My journey as a gardener began with a small planter box that was built by my boyfriend at the time. We started with carrots, beets, and lettuce, eager to grow, we threw all of the seeds together hoping for the best. It took months, waiting by the glass window of our small 2 bedrooms apartment. The planter box also had a vinyl roof for us to cover and protect our baby crops from bad weather. Even with all the tender love and cares in the world, we had no luck with our harvest. The lettuce was small and flimsy, the beets never took root, and the carrots.. well tiny pepper-sized.
After a few months in the apartment, we struck a deal on our first home, and soon we began packing our boxes. Our new house came with a cute backyard, with a deck boxing it in like a small Japanese zen garden. With tons of kudzu growing behind our house, we set root to build our garden. My partner built the first garden bed, then came a second, and third. Between the first and the second garden bed, we used chicken coop wires to create a crescent shape for climbing vegetables.
Eager to start planting, I brought 5 baby tomatoes plants, 2 cucumber plants that I thought were Japanese baby cucumbers, 1 bell pepper plant, and 2 eight-ball zucchinis plants. You will soon notice a trend.
Trusting in the power of Google, I was convinced that I have made it through the last frost, and was safe to plant my veggies. But soon after planting the tomatoes, the bamboozle frost happened, luckily, all of them survived. But soon I realized, maybe I should have plucked one or two or three of them away, or just let mother nature take her course and wipe them out for me.
Tomatoes, cucumbers, zucchinis, and bell peppers are all great starter plants. But they require lots of nutrients and nitrogen from the soil. Since they all come from almost the same family (don’t quote me), this lineage can cause a downfall for the future of my garden. But waste want not, Linh you fool! I planted them in all 3 of my garden beds, so I will not be seeing that side of the family in a while (I was so looking forward to the Japanese eggplants, not cool!)
In order to encourage pollinators to do their job (typical symbiotic stuff), I planted wildflowers native to the region. If they can enjoy the all-you-can-eat buffet of my flowers, maybe they can also be interested in pollinating my garden. And oh boy, did it work.
By the third harvest, I soon realized the downfall of my greed. You see, you can only eat so many cucumbers for a household of 2, all the refreshing dishes that I thought cucumber would save us money with, came down to 3 dishes. The menu could not accommodate that many cucumbers, so guess who will not be invited back for a few years.

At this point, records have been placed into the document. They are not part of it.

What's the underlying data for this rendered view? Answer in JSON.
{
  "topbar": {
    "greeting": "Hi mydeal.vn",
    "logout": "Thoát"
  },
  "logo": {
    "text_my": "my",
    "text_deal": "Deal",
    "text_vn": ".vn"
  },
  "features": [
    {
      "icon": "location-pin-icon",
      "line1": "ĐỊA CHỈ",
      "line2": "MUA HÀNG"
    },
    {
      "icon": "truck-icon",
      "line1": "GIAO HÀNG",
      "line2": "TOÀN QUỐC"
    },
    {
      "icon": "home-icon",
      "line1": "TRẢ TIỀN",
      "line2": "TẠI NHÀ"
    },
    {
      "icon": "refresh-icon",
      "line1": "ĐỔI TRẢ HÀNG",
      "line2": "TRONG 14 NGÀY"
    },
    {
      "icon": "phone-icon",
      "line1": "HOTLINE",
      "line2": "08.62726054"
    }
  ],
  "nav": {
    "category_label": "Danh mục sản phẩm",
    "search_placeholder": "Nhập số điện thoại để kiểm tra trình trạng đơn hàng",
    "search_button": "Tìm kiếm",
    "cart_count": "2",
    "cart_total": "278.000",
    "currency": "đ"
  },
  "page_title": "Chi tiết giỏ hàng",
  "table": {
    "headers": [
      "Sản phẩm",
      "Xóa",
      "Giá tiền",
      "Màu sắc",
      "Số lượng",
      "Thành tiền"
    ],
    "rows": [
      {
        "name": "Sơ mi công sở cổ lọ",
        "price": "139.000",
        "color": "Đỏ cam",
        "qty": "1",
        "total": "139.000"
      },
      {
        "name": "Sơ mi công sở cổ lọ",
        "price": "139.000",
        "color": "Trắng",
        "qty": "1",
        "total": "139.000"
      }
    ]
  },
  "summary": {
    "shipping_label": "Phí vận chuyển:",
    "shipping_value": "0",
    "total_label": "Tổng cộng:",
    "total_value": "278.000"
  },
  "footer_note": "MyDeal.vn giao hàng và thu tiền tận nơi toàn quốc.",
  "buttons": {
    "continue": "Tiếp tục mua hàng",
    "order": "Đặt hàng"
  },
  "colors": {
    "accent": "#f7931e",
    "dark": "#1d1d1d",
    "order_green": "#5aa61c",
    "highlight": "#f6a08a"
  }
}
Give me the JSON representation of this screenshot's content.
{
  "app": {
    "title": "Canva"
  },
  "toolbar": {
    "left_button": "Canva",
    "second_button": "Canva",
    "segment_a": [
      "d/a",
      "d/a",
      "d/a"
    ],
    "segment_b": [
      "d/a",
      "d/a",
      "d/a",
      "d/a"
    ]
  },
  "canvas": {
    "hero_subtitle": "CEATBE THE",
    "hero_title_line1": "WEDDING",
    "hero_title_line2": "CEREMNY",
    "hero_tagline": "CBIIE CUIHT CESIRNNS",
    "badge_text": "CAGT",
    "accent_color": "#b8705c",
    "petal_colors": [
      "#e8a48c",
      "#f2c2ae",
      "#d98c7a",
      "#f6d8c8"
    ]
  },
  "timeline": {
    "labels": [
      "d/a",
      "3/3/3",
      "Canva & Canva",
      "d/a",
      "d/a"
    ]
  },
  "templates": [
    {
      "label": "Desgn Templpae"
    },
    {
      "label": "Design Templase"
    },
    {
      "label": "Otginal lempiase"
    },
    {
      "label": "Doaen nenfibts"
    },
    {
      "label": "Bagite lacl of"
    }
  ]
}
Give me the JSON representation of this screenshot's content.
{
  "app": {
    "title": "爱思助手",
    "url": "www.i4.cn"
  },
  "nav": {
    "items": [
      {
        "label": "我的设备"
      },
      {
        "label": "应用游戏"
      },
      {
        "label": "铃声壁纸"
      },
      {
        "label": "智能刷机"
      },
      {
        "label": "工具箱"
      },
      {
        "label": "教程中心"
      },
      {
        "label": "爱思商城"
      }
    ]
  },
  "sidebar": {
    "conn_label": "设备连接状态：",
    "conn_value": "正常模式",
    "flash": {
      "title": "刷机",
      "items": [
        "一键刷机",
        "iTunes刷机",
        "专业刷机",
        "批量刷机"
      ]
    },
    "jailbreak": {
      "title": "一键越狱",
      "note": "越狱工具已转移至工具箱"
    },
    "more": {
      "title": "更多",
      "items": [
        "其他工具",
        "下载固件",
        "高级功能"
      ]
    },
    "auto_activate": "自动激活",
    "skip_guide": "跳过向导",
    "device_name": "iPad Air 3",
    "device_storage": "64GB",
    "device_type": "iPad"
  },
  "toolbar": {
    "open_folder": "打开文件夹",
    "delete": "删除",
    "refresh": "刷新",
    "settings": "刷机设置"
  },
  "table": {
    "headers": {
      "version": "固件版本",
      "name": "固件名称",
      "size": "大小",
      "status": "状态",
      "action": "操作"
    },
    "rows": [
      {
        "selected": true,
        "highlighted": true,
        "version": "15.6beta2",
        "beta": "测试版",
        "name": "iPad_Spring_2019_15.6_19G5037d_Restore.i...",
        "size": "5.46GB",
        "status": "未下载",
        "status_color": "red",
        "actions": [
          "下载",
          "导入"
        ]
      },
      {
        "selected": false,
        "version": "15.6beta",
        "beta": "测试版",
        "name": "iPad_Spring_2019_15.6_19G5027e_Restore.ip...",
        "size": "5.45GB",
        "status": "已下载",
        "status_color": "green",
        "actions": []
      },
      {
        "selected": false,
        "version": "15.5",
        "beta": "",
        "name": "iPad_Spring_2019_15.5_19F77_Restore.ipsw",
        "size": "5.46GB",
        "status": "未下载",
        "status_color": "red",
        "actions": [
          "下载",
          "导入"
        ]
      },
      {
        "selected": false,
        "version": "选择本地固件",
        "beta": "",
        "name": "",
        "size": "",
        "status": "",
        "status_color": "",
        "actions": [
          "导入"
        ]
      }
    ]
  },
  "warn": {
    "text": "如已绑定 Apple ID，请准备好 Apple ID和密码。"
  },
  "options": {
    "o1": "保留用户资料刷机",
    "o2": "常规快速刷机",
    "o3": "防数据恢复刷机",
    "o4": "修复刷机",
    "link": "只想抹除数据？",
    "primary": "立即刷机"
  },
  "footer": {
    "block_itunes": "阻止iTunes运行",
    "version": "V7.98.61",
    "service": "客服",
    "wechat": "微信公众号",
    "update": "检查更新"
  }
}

With some research and eventually growing smarter, I realized overpopulation and lack of resources are just as bad for plants. So as soon as my garden dwindled away from the last huzzah, I had to get rid of the plants that turned shame from my garden (no hard feelings).
Preparing for my fall garden, I cleared out sick plants, replenished my soil by adding more soil filled with nutrients, added fertilizer that doesn’t contain toxic chemicals or harmful ingredients, and finally, I let my garden rest. But I soon realized, exposed soil isn’t going to retain the nutrients, and I was determined to keep them intact, especially after all the love and money I poured into “dirt”.
If you don’t know this, plants love nitrogen, since it act as a major component of chlorophyll, which plays a big part in photosynthesis. (thank goodness for Google and my Biology minor that I don’t use). Luckily, without needing to use more fertilizers, I decided on using plants from the legumes family to replenish my soil. Think peas, beans, alfalfa, clovers, and lentils, these little plants are going to be the saviors of my garden.
I graciously scattered seeds across my garden bed, leaving room for bokchoy and tatsoi. These legume seeds came as a package labeled cover crops that are meant to, you guessed it, cover the soil to protect it from losing moisture. It is the ultimate 2 in 1 combo that is environmentally friendly, pollinators friendly, and wallet-friendly.
As a close to my first chapter of gardening in 2021, here are a few things I hope I can improve on. Please do not make the same mistakes I did, take it from me, the newly enlightened green thumb gardener.
- Always research and plan your selection. Some families can be greedy with resources, so you need to be aware of this in order to avoid suffocating the soil.
- Do not be greedy and plant too many plants.
- Try natural remedies to improve the health of your garden before using chemicals
- Mix in flowers to encourage pollinators
- Trust the process, let mother nature take her course with your plants. Too much TLC will do harm than good.
What should I grow next year that is not from the same family as tomatoes and cucumbers?
Thank you for reading!